In reptiles, birds, and humans and other mammals, the lagena is part of the vestibular system. Amphibians, fish, birds, and similar lower-level vertebrates have three parts to the membranes making up the inner ear, of which the lagena is one. Alternatively, in humans, it is a part of the cochlea, the section of inner ear responsible for acoustic processing. Whether studied in humans, birds, or amphibians; the inner ear, lagena, and other membranes each contribute to transmission of sound and assist with functions relative to equilibrium, object tracking, and eye control.
Diagrams, cross sections, and other visual aids depicting the vestibular system or inner ear of humans, amphibians, birds, or other vertebrates typically display an area that resembles a coiled snail shell. Such snail shell structures are known as the cochlea in humans or the sacculus in amphibians. Inside the cochlea and in the area surrounding it are numerous membranes and other tissue structures. Most of these components transmit sound waves. Other components surrounding the cochlea contribute to proper pressure and equilibrium to help maintain balance and visual tracking abilities and to ensure acoustic transmissions can flow easily through auditory membranes and other structures.
For humans, the lagena is a part of the vestibular system located deep in the inner ear. It is a part of the upper portion of the ductus cochlearis, more commonly known as the cochlea. The lagena is attached to the cupula, a structure within the cochlea that is covered in hair cell receptors that vibrate as sound is transmitted through the inner ear. As part of the ductus cochlearis, the lagena is part of the closed off canal between the scala tympani above and the scala vestibuli below. Primarily, this section of the inner ear provides the boney structure needed to channel and process acoustic information, sending transmissions first to the acoustic nerve and from there to the brain.
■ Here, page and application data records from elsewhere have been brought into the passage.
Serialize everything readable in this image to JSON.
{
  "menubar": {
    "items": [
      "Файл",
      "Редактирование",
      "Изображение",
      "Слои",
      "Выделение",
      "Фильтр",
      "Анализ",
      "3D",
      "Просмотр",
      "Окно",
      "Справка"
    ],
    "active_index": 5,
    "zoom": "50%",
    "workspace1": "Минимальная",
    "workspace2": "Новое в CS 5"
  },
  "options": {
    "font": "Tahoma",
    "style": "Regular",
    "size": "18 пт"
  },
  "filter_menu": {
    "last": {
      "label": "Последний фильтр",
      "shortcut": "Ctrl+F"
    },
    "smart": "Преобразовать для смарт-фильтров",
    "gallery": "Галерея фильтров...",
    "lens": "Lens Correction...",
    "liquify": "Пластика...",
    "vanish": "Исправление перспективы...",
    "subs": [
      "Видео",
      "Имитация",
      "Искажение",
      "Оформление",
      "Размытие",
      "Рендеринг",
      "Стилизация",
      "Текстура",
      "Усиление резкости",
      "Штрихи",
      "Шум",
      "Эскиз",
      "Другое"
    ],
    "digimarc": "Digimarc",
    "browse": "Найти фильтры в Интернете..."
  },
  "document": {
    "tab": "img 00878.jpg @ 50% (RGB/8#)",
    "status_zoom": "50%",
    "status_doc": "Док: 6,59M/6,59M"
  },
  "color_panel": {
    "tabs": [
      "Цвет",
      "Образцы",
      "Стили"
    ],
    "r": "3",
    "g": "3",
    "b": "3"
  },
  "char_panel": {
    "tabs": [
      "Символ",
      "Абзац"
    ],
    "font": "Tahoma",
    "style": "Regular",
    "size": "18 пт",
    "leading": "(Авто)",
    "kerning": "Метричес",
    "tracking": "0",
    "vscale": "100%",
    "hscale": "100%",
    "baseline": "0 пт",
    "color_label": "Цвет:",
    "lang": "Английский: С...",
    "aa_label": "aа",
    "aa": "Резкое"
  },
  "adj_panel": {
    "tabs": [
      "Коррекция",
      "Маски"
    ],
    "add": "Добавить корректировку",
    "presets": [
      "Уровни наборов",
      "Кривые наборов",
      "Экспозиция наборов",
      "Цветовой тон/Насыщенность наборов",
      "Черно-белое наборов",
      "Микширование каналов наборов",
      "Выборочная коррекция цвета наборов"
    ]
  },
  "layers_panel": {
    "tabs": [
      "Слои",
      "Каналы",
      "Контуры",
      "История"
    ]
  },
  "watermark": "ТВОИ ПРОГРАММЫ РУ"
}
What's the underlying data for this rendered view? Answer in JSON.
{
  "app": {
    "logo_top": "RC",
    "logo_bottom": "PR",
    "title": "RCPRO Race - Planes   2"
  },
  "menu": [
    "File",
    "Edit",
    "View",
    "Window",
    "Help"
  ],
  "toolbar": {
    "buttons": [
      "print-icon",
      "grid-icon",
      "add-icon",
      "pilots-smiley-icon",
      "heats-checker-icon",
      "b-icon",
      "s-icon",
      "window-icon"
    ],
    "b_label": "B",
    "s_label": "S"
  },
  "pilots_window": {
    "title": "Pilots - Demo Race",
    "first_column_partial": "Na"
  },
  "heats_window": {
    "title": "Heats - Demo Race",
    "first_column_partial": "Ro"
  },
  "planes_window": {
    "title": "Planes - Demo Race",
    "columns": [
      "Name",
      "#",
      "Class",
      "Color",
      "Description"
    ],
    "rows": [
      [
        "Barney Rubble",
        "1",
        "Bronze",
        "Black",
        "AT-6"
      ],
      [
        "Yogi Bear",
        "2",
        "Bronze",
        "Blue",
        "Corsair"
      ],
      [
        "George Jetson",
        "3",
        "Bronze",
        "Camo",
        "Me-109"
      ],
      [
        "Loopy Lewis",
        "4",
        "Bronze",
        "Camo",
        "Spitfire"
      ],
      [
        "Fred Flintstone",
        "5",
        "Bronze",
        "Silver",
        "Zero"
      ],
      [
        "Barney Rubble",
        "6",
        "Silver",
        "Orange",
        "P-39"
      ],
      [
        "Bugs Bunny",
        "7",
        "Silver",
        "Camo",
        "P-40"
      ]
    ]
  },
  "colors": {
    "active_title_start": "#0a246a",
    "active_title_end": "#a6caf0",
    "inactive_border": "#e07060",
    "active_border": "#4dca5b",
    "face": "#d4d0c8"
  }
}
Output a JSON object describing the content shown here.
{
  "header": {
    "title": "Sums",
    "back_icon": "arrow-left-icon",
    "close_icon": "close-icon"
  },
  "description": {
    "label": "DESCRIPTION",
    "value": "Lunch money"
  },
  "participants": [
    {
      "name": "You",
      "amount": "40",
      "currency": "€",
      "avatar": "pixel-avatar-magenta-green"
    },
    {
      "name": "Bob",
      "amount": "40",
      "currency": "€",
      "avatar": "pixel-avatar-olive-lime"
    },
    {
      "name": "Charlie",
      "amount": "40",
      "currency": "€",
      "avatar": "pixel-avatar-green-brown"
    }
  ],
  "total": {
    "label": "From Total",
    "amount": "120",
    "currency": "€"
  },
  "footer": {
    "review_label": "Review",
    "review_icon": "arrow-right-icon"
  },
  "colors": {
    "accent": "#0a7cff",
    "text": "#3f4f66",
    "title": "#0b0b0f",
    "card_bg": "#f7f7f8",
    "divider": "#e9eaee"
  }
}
Information regarding the human vestibular system seldom references the lagena specifically. Rather, it references the entire cochlea. Textbooks, research data, and other information sources primarily discuss the lagena in reference to lower vertebrates such as birds and amphibians. Vestibular systems in lower vertebrates function much the same as in humans but with modifications in structure. For example, in birds the lagena is the terminal end of the cochlea, rather than the upper portion as seen in human vestibular systems. Comparatively, in fish and amphibians, the lagena is an appendage of the sacculus, with the sacculus serving a similar function as the cochlea in humans and birds.